▸ **Task instructions**:
Could you print all the entries exactly?

─── Information supplied ───

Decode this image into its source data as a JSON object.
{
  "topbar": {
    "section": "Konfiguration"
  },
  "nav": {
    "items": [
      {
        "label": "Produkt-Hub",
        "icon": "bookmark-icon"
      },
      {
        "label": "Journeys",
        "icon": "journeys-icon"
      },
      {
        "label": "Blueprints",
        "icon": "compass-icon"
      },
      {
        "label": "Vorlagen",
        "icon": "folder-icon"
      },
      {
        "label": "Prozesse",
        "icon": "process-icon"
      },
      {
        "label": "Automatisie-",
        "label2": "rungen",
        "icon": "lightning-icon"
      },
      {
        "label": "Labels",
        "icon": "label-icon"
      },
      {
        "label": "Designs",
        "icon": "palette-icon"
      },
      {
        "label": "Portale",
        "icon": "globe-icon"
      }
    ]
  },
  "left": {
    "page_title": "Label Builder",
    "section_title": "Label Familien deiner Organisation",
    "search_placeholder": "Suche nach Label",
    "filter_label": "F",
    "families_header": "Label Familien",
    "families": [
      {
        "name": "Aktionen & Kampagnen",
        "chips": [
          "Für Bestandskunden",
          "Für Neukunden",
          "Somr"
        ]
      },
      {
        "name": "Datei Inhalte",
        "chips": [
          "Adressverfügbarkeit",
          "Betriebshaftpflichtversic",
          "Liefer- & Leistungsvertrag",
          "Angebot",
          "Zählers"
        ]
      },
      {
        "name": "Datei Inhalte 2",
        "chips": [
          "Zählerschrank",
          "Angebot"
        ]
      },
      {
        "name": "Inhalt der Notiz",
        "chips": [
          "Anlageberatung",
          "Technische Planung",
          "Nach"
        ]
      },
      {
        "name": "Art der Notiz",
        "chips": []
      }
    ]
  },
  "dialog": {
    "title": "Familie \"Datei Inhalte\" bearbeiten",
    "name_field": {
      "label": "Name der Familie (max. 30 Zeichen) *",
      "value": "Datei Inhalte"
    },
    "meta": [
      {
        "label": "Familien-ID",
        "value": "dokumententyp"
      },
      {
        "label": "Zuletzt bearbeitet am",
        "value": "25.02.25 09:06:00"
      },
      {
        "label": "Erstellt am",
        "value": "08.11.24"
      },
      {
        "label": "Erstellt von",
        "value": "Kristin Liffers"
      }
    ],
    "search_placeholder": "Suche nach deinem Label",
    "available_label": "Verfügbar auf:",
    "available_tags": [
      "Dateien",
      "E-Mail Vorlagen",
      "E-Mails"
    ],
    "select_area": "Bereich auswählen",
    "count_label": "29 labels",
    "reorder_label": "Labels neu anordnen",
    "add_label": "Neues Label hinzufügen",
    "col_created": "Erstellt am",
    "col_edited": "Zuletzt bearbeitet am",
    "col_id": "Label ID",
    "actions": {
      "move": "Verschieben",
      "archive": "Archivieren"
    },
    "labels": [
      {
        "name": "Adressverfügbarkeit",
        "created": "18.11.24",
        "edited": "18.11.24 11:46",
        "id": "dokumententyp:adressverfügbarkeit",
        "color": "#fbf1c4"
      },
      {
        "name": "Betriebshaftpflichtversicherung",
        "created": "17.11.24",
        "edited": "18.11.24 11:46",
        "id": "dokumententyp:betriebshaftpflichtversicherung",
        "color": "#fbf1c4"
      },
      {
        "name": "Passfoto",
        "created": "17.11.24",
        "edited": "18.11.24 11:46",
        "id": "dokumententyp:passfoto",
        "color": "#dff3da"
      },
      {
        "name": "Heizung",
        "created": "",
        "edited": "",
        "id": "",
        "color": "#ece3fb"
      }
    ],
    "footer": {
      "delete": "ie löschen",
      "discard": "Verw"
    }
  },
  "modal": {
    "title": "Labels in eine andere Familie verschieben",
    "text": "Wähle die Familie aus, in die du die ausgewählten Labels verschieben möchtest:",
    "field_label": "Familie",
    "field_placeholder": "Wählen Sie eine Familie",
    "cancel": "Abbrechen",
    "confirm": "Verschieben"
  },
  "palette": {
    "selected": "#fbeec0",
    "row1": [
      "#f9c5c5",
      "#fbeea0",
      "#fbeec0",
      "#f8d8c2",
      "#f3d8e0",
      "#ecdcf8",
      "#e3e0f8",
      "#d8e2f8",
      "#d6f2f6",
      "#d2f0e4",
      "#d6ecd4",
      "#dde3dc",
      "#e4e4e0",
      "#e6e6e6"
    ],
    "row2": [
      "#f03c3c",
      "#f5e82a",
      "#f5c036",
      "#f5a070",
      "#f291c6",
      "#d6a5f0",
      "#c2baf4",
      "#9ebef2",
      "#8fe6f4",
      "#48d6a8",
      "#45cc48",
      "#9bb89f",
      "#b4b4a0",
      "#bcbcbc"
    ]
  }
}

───

▸ **Task solution**:
Decode this image into its source data as a JSON object.
{
  "topbar": {
    "section": "Konfiguration"
  },
  "nav": {
    "items": [
      {
        "label": "Produkt-Hub",
        "icon": "bookmark-icon"
      },
      {
        "label": "Journeys",
        "icon": "journeys-icon"
      },
      {
        "label": "Blueprints",
        "icon": "compass-icon"
      },
      {
        "label": "Vorlagen",
        "icon": "folder-icon"
      },
      {
        "label": "Prozesse",
        "icon": "process-icon"
      },
      {
        "label": "Automatisie-",
        "label2": "rungen",
        "icon": "lightning-icon"
      },
      {
        "label": "Labels",
        "icon": "label-icon"
      },
      {
        "label": "Designs",
        "icon": "palette-icon"
      },
      {
        "label": "Portale",
        "icon": "globe-icon"
      }
    ]
  },
  "left": {
    "page_title": "Label Builder",
    "section_title": "Label Familien deiner Organisation",
    "search_placeholder": "Suche nach Label",
    "filter_label": "F",
    "families_header": "Label Familien",
    "families": [
      {
        "name": "Aktionen & Kampagnen",
        "chips": [
          "Für Bestandskunden",
          "Für Neukunden",
          "Somr"
        ]
      },
      {
        "name": "Datei Inhalte",
        "chips": [
          "Adressverfügbarkeit",
          "Betriebshaftpflichtversic",
          "Liefer- & Leistungsvertrag",
          "Angebot",
          "Zählers"
        ]
      },
      {
        "name": "Datei Inhalte 2",
        "chips": [
          "Zählerschrank",
          "Angebot"
        ]
      },
      {
        "name": "Inhalt der Notiz",
        "chips": [
          "Anlageberatung",
          "Technische Planung",
          "Nach"
        ]
      },
      {
        "name": "Art der Notiz",
        "chips": []
      }
    ]
  },
  "dialog": {
    "title": "Familie \"Datei Inhalte\" bearbeiten",
    "name_field": {
      "label": "Name der Familie (max. 30 Zeichen) *",
      "value": "Datei Inhalte"
    },
    "meta": [
      {
        "label": "Familien-ID",
        "value": "dokumententyp"
      },
      {
        "label": "Zuletzt bearbeitet am",
        "value": "25.02.25 09:06:00"
      },
      {
        "label": "Erstellt am",
        "value": "08.11.24"
      },
      {
        "label": "Erstellt von",
        "value": "Kristin Liffers"
      }
    ],
    "search_placeholder": "Suche nach deinem Label",
    "available_label": "Verfügbar auf:",
    "available_tags": [
      "Dateien",
      "E-Mail Vorlagen",
      "E-Mails"
    ],
    "select_area": "Bereich auswählen",
    "count_label": "29 labels",
    "reorder_label": "Labels neu anordnen",
    "add_label": "Neues Label hinzufügen",
    "col_created": "Erstellt am",
    "col_edited": "Zuletzt bearbeitet am",
    "col_id": "Label ID",
    "actions": {
      "move": "Verschieben",
      "archive": "Archivieren"
    },
    "labels": [
      {
        "name": "Adressverfügbarkeit",
        "created": "18.11.24",
        "edited": "18.11.24 11:46",
        "id": "dokumententyp:adressverfügbarkeit",
        "color": "#fbf1c4"
      },
      {
        "name": "Betriebshaftpflichtversicherung",
        "created": "17.11.24",
        "edited": "18.11.24 11:46",
        "id": "dokumententyp:betriebshaftpflichtversicherung",
        "color": "#fbf1c4"
      },
      {
        "name": "Passfoto",
        "created": "17.11.24",
        "edited": "18.11.24 11:46",
        "id": "dokumententyp:passfoto",
        "color": "#dff3da"
      },
      {
        "name": "Heizung",
        "created": "",
        "edited": "",
        "id": "",
        "color": "#ece3fb"
      }
    ],
    "footer": {
      "delete": "ie löschen",
      "discard": "Verw"
    }
  },
  "modal": {
    "title": "Labels in eine andere Familie verschieben",
    "text": "Wähle die Familie aus, in die du die ausgewählten Labels verschieben möchtest:",
    "field_label": "Familie",
    "field_placeholder": "Wählen Sie eine Familie",
    "cancel": "Abbrechen",
    "confirm": "Verschieben"
  },
  "palette": {
    "selected": "#fbeec0",
    "row1": [
      "#f9c5c5",
      "#fbeea0",
      "#fbeec0",
      "#f8d8c2",
      "#f3d8e0",
      "#ecdcf8",
      "#e3e0f8",
      "#d8e2f8",
      "#d6f2f6",
      "#d2f0e4",
      "#d6ecd4",
      "#dde3dc",
      "#e4e4e0",
      "#e6e6e6"
    ],
    "row2": [
      "#f03c3c",
      "#f5e82a",
      "#f5c036",
      "#f5a070",
      "#f291c6",
      "#d6a5f0",
      "#c2baf4",
      "#9ebef2",
      "#8fe6f4",
      "#48d6a8",
      "#45cc48",
      "#9bb89f",
      "#b4b4a0",
      "#bcbcbc"
    ]
  }
}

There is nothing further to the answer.